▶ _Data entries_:
>>>

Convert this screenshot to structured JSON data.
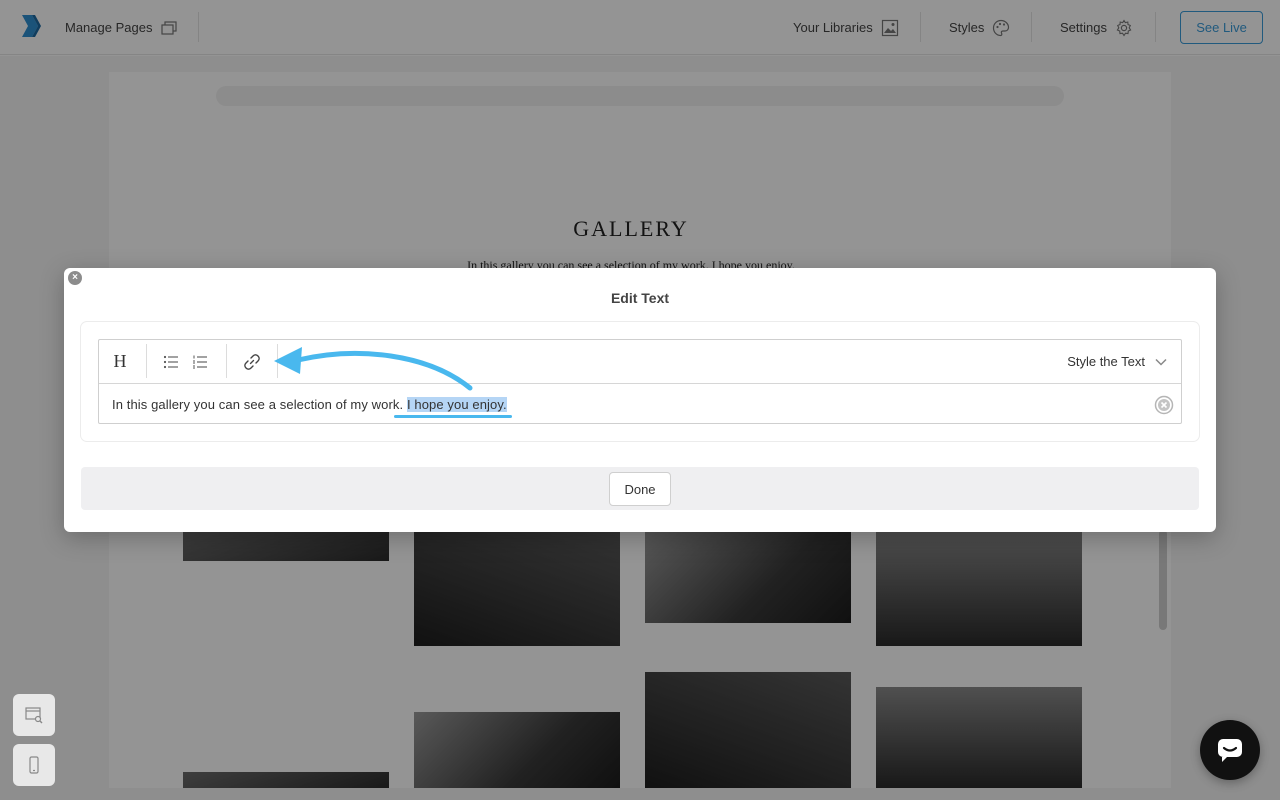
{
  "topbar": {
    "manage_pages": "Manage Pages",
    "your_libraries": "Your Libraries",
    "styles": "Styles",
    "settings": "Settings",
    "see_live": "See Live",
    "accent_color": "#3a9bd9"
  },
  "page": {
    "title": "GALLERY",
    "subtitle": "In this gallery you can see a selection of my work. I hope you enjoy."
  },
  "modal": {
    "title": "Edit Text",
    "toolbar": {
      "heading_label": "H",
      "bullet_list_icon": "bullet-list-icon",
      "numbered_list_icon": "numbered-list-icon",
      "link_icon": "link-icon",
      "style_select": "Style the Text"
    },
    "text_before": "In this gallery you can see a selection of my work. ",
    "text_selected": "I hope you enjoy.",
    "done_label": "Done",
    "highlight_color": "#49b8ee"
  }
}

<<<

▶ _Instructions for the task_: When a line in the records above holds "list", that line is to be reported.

▶ _Answer space_:
      "bullet_list_icon": "bullet-list-icon",
      "numbered_list_icon": "numbered-list-icon",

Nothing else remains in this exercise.